CP Communications provides IP and bonded cellular networking architecture for NYC Marathon coverage
For the 25th year, CP Communications managed end-to-end content acquisition for the TCS New York City Marathon. The race course begins in Staten Island and winds its way through Brooklyn, Queens and The Bronx before finishing in Manhattan in Central Park.
Over the past four years, as bandwidth and network availability have improved, CP Communications has gradually reduced its reliance on traditional RF technology to cover the race in favor of more cost-efficient IP and bonded cellular systems. CP Communications this year completed that transition, leveraging a 100-percent IP and bonded cellular networking infrastructure for live coverage of the Men’s and Women’s races across all five boroughs.
The company brought back many of the same platforms and technologies that have proved successful in recent years, while making strategic changes to the technical infrastructure and production workflows to ensure reliable coverage throughout the entire 26.2-mile course.
Four cars and three motorcycles were equipped with stabilized mounts and lenses, with an additional POV camera for talent installed on two of the cars. Mobile Viewpoint Agile Airlink encoders captured and streamed the live action via bonded cellular with bandwidth-efficient H.265/HEVC video encoding back to CP Communications HD-21 production truck, located at the finish line. Agile Airlinks were also utilized on two rooftop locations in Brooklyn and Manhattan, and at three REMI (Remote Integration Model) production locations in Brooklyn, Manhattan and the Bronx. The rooftop sites also leveraged traditional microwave links as backup transmission for cellular-congested areas at the start and finish lines. The Agile Airlinks at the REMI sites captured live interviews with racers, NYRR spokespeople and other subjects over the course of the day.
For the first time, CP Communications added a Mobile Viewpoint 2K4 playout server at each rooftop and REMI site, allowing technical personnel to route any signal between any of those five locations. The same technology was added to each vehicle, which CP Communications Technical Manager Frank Rafka describes as an important first for this event:
“Having return video to the cars over the entire course was an important step forward, and overall we had a valuable return system to move video, audio and other signals between all of our acquisition points,” said Rafka. “This was one of the biggest changes to the infrastructure this year, as we could seamlessly monitor all locations and dynamically make changes as necessary — a major benefit of managing IP encoding in the cloud. The hotspots and cellular networks associated with Mobile Viewpoint technology made it very easy to achieve.”
Rafka added that the Mobile Viewpoint systems allowed CP Communications to send IFB return to each vehicle and REMI site. This enabled the team to communicate with talent seamlessly across all locations. Microphones were embedded locally at each site, which allowed all the audio to remain in lip sync with the video.
Vehicle and REMI audio were managed and delivered to the broadcasters via a Dante network, which was managed on board HD-21. CP Communications utilized RTS OMNEO intercoms to link HD-21 to the host broadcaster, which allowed seamless communications throughout the TV broadcast compound.
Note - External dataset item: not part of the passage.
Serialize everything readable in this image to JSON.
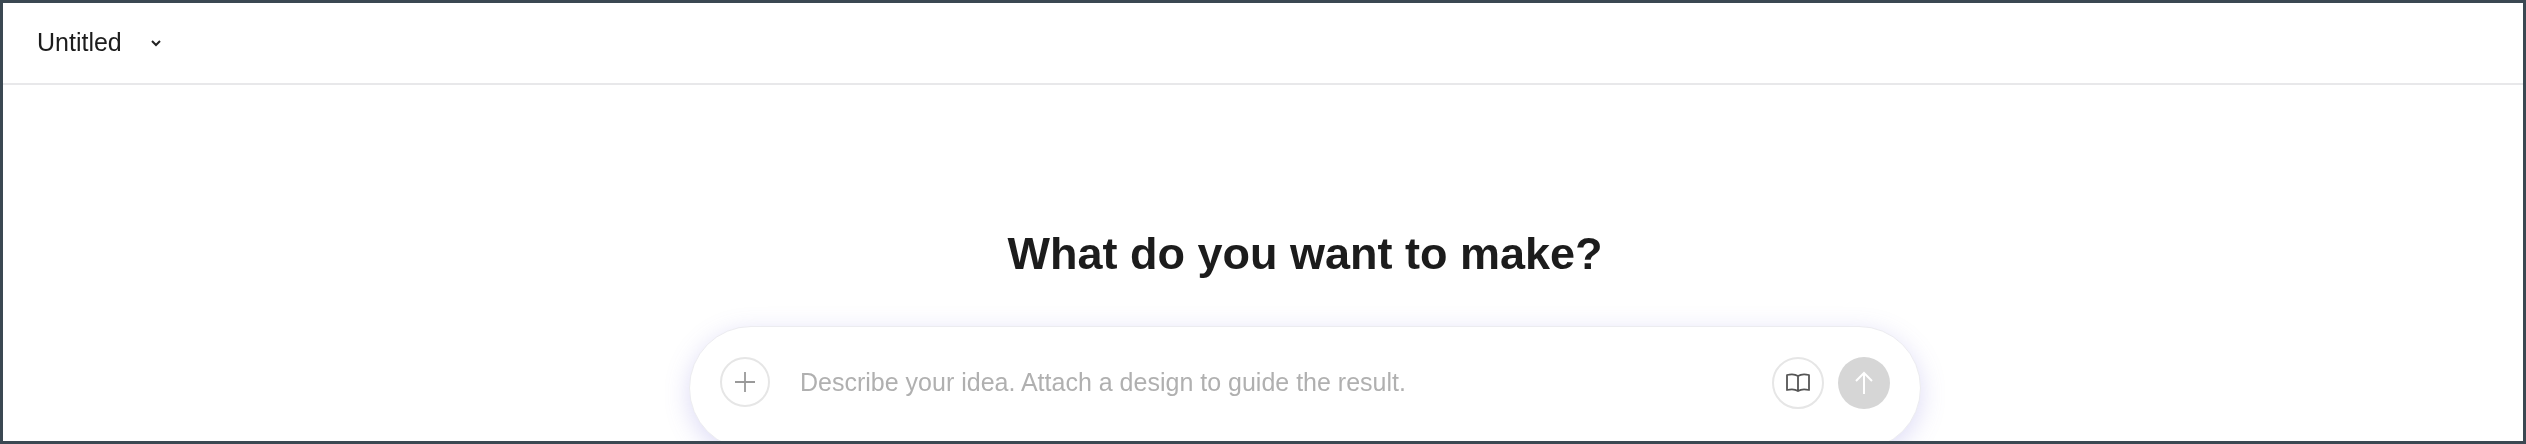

CP Communications separately used a Unity Intercom system deployed over the cellular network, allowing NYRR personnel and spotters along the course to communicate with the broadcast compound.
All video and audio signals were delivered from HD-21 to an NEP broadcast truck at the finish line using a MultiDyne VF-9000 fiber transmission system. On board HD-21, CP Communications personnel monitored bitrates and dataflow from all Agile Airlink devices, as well as signals leaving the truck through its 24×24 routing infrastructure. NEP produced world feed uplinks as well the domestic national broadcast for ESPN2.
CP Communications CEO Kurt Heitmann noted that his team wrote software to interpret data and GPS locations from 28 inbound signals to HD-21, which, when transposed over a Google map, provided valuable information as the race moved into areas and zones with more challenging cellular coverage: “These technologies and workflows, along with overall better network bandwidth and availability, made it possible to leverage a 100-percent modern network infrastructure to cover this year’s event,” said Heitmann. “Collectively, we continue to push the envelope using traditional technology mixed with secure, reliable and cost-efficient IP and bonded cellular systems.”